To Republicans hoping for a chance to take over the Senate in November: not so fast.
A new New York Times/Kaiser Family Foundation poll released Wednesday says that the Senate races in four Southern states are closer than early predicted–a development that could put a Republican majority on hold.
According to the poll, Republican candidates in Kentucky, North Carolina, Louisiana, and Arkansas do not hold as wide of a lead as pollsters may expect: In Arkansas, incumbent Sen. Mark Pryor, a Democrat, currently holds a 10-point lead over his Republican challenger, Rep. Tom Cotton. Louisiana’s Democratic Sen. Mary Landrieu also currently holds a wide lead over the field of potential Republican candidates. In North Carolina, Democratic Sen. Kay Hagan holds a slight lead over the Republican front-runner, State Rep. Thom Tillis, and in Kentucky, Sen. Mitch McConnell is effectively tied with Democratic challenger Alison Lundergan Grimes.
The new poll numbers are particularly surprising considering that President Obama lost all four of those states in 2012, and as Hardball guest Howard Fineman noted Wednesday night, the most remarkable part of the turnaround all has to do with the one issue Republicans have been hammering the president on for years: Obamacare.
“While [Obamacare] still might be a problem in some of the Southern states, for sure, it’s not quite the political disaster that it looked like last October when the Republicans staked their entire philosophy and game plan on opposing it,” Fineman said.
He added, “In Arkansas and Kentucky, the popular Democratic governors accepted the expansion of Medicaid,” which has helped Sen. Mark Pryor and Alison Lundegan Grimes.
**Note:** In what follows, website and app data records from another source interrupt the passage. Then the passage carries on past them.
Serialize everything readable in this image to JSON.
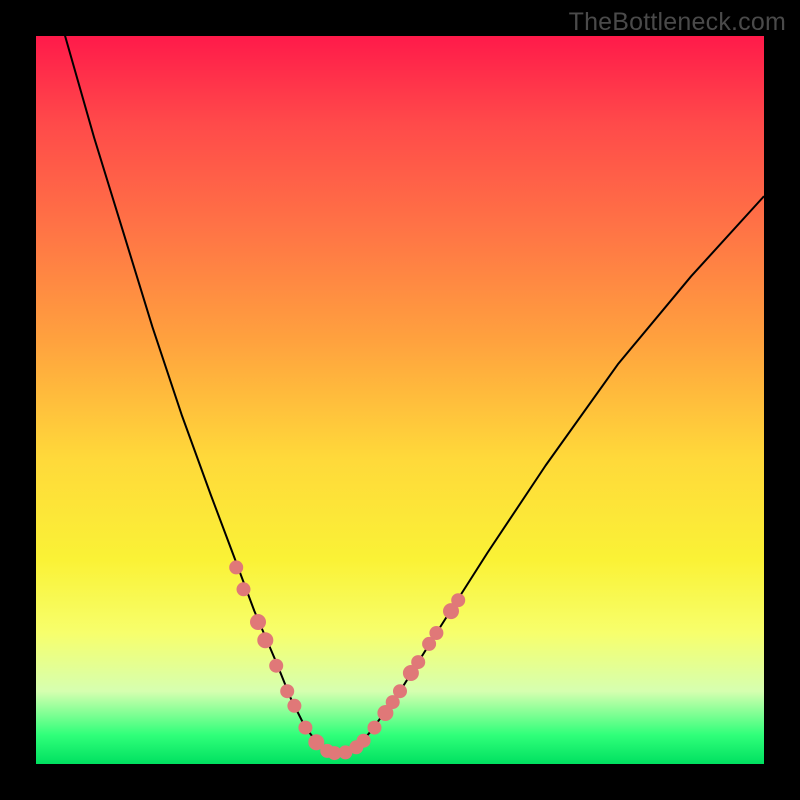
{
  "watermark": "TheBottleneck.com",
  "chart_data": {
    "type": "line",
    "title": "",
    "xlabel": "",
    "ylabel": "",
    "xlim": [
      0,
      100
    ],
    "ylim": [
      0,
      100
    ],
    "series": [
      {
        "name": "curve",
        "x": [
          0,
          4,
          8,
          12,
          16,
          20,
          24,
          27,
          30,
          33,
          35,
          37,
          39,
          40,
          42,
          44,
          46,
          50,
          55,
          62,
          70,
          80,
          90,
          100
        ],
        "y": [
          115,
          100,
          86,
          73,
          60,
          48,
          37,
          29,
          21,
          14,
          9,
          5,
          2.5,
          1.6,
          1.4,
          2.2,
          4.5,
          10,
          18,
          29,
          41,
          55,
          67,
          78
        ]
      }
    ],
    "markers": {
      "name": "highlight-points",
      "color": "#e07878",
      "points": [
        {
          "x": 27.5,
          "y": 27,
          "r": 7
        },
        {
          "x": 28.5,
          "y": 24,
          "r": 7
        },
        {
          "x": 30.5,
          "y": 19.5,
          "r": 8
        },
        {
          "x": 31.5,
          "y": 17,
          "r": 8
        },
        {
          "x": 33,
          "y": 13.5,
          "r": 7
        },
        {
          "x": 34.5,
          "y": 10,
          "r": 7
        },
        {
          "x": 35.5,
          "y": 8,
          "r": 7
        },
        {
          "x": 37,
          "y": 5,
          "r": 7
        },
        {
          "x": 38.5,
          "y": 3,
          "r": 8
        },
        {
          "x": 40,
          "y": 1.8,
          "r": 7
        },
        {
          "x": 41,
          "y": 1.5,
          "r": 7
        },
        {
          "x": 42.5,
          "y": 1.6,
          "r": 7
        },
        {
          "x": 44,
          "y": 2.3,
          "r": 7
        },
        {
          "x": 45,
          "y": 3.2,
          "r": 7
        },
        {
          "x": 46.5,
          "y": 5,
          "r": 7
        },
        {
          "x": 48,
          "y": 7,
          "r": 8
        },
        {
          "x": 49,
          "y": 8.5,
          "r": 7
        },
        {
          "x": 50,
          "y": 10,
          "r": 7
        },
        {
          "x": 51.5,
          "y": 12.5,
          "r": 8
        },
        {
          "x": 52.5,
          "y": 14,
          "r": 7
        },
        {
          "x": 54,
          "y": 16.5,
          "r": 7
        },
        {
          "x": 55,
          "y": 18,
          "r": 7
        },
        {
          "x": 57,
          "y": 21,
          "r": 8
        },
        {
          "x": 58,
          "y": 22.5,
          "r": 7
        }
      ]
    }
  }
}
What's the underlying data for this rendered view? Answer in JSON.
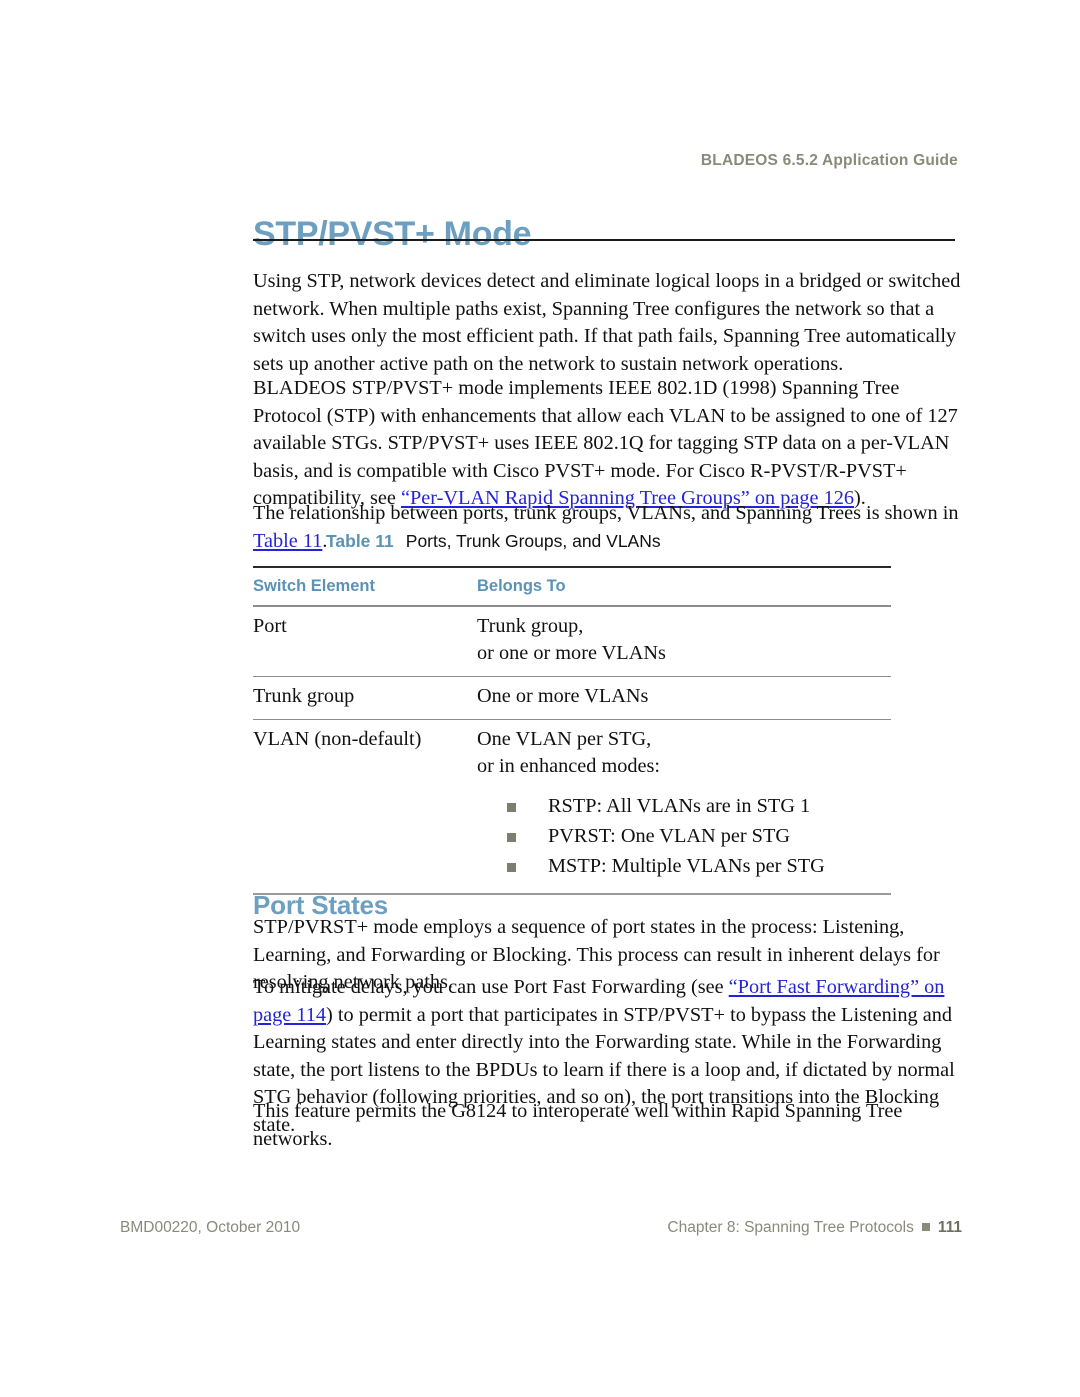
{
  "header": {
    "running_title": "BLADEOS 6.5.2 Application Guide"
  },
  "title": {
    "text": "STP/PVST+ Mode",
    "color": "#6d9fc0"
  },
  "paragraphs": {
    "intro": "Using STP, network devices detect and eliminate logical loops in a bridged or switched network. When multiple paths exist, Spanning Tree configures the network so that a switch uses only the most efficient path. If that path fails, Spanning Tree automatically sets up another active path on the network to sustain network operations.",
    "p2_before_link": "BLADEOS STP/PVST+ mode implements IEEE 802.1D (1998) Spanning Tree Protocol (STP) with enhancements that allow each VLAN to be assigned to one of 127 available STGs. STP/PVST+ uses IEEE 802.1Q for tagging STP data on a per-VLAN basis, and is compatible with Cisco PVST+ mode. For Cisco R-PVST/R-PVST+ compatibility, see ",
    "p2_link": "“Per-VLAN Rapid Spanning Tree Groups” on page 126",
    "p2_after_link": ").",
    "p3_before_link": "The relationship between ports, trunk groups, VLANs, and Spanning Trees is shown in ",
    "p3_link": "Table 11",
    "p3_after_link": ".",
    "port_states_p1": "STP/PVRST+ mode employs a sequence of port states in the process: Listening, Learning, and Forwarding or Blocking. This process can result in inherent delays for resolving network paths.",
    "port_states_p2_before_link": "To mitigate delays, you can use Port Fast Forwarding (see ",
    "port_states_p2_link": "“Port Fast Forwarding” on page 114",
    "port_states_p2_after_link": ") to permit a port that participates in STP/PVST+ to bypass the Listening and Learning states and enter directly into the Forwarding state. While in the Forwarding state, the port listens to the BPDUs to learn if there is a loop and, if dictated by normal STG behavior (following priorities, and so on), the port transitions into the Blocking state.",
    "closing": "This feature permits the G8124 to interoperate well within Rapid Spanning Tree networks."
  },
  "table": {
    "caption_number": "Table 11",
    "caption_text": "Ports, Trunk Groups, and VLANs",
    "columns": [
      "Switch Element",
      "Belongs To"
    ],
    "rows": [
      {
        "element": "Port",
        "belongs_to_lines": [
          "Trunk group,",
          "or one or more VLANs"
        ],
        "bullets": []
      },
      {
        "element": "Trunk group",
        "belongs_to_lines": [
          "One or more VLANs"
        ],
        "bullets": []
      },
      {
        "element": "VLAN (non-default)",
        "belongs_to_lines": [
          "One VLAN per STG,",
          "or in enhanced modes:"
        ],
        "bullets": [
          "RSTP: All VLANs are in STG 1",
          "PVRST: One VLAN per STG",
          "MSTP: Multiple VLANs per STG"
        ]
      }
    ]
  },
  "sections": {
    "port_states_heading": "Port States"
  },
  "footer": {
    "left": "BMD00220, October 2010",
    "chapter": "Chapter 8: Spanning Tree Protocols",
    "page_number": "111"
  }
}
Republicans would need six states to take the Senate majority this fall, and while they’re likely to take open Democratic seats in West Virginia, South Dakota, and Montana, they still need at least three more wins.